Do you think the transactions between cryptocurrency and traditional financial instruments can enhance the transparency of the stock market?
I think the potential is there, just depends how you use it. Just another tool, right. Like everything else, you could use the tool for good and bad. I think the potential for having tokenized real-world assets doesn't really solve a lot of problems. Transparency could be one of the problems just depends on how it’s used. There are cases where I can create a public cryptocurrency based on traditional stocks, yet the cryptocurrency can be completely anonymous and have zero transparency. It just depends on which direction the markets go and what people want and what regulators do. The problem with tokenizing real-world assets is that the same rules apply. There are no new rules meaning that the old rules don't go away. If you create a new security, that's a token I mean, and this is the lesson that everybody learned when they thought that there were no rules for ICO, but in fact the existing rules on securities still apply. Now the question becomes, what value does the digital version have versus the paper version? I believe legality is what investors are concerned about. No matter the financial instrument is operated by smart contracts or traditional stocks, investors will invest to it as long as it is legal and regulated. I think this delusion that somehow tokenizing the physical world is going to enable all these new forms of commerce, but we are not there yet. I think the huge benefit of cryptocurrency is in eliminating trust, and I think a lot of people and governments don't get that by definition because they want to be that trusted party.

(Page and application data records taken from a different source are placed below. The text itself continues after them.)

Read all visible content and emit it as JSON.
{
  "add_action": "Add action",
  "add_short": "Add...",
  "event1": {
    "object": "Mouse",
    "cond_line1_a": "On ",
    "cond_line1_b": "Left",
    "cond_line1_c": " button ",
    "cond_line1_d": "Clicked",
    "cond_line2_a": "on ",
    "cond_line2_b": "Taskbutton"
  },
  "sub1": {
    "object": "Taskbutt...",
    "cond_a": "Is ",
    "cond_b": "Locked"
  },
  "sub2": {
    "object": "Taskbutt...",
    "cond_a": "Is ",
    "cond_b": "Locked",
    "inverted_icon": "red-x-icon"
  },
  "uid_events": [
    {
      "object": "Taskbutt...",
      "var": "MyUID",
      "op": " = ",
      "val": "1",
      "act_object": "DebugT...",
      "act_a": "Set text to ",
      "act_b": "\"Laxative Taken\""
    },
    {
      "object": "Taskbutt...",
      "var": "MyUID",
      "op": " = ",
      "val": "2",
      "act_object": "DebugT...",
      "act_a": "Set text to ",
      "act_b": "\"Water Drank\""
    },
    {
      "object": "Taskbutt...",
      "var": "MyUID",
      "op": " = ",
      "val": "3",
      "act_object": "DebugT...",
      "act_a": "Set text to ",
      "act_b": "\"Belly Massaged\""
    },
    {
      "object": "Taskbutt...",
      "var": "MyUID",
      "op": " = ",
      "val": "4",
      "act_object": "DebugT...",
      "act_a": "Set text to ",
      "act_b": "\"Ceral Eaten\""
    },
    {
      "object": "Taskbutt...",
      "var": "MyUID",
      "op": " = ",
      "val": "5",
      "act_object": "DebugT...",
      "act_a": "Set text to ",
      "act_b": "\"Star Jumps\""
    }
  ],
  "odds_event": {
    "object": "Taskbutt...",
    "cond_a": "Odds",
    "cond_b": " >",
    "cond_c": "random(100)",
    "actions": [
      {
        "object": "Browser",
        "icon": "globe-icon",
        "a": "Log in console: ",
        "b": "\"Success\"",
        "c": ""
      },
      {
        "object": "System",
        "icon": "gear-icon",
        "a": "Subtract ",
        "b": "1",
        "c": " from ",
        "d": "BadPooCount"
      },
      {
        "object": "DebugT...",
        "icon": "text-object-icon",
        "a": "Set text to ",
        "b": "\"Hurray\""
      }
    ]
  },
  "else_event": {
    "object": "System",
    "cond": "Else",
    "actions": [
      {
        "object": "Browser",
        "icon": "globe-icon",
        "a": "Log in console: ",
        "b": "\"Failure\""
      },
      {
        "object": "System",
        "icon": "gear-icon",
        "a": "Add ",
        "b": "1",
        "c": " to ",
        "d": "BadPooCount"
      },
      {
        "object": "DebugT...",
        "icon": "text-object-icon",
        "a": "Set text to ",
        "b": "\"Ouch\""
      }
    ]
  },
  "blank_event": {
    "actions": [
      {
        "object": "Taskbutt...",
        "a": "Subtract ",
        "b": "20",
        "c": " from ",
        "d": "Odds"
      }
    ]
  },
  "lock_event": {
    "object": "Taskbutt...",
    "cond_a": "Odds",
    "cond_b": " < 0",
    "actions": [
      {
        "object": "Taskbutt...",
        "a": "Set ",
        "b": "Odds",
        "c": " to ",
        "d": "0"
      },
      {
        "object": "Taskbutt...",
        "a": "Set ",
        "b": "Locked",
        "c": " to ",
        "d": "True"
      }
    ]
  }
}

In 2019 we noticed more nations started to regulate ICOs and crypto exchanges. What are your views on the current regulatory landscape of ICOs?
My feeling is that if you already regulate securities issuance in your country, then you are already regulating the ICO market. It doesn't matter whether the token is digital or paper based. I think there is a growing acceptance that there is no regulatory arbitrage to be had in the ICO world, and the public should be aware of this. At the same time, regulators should improve their understanding in the differences between ICOs and traditional stock, despite both are regulated by securities law.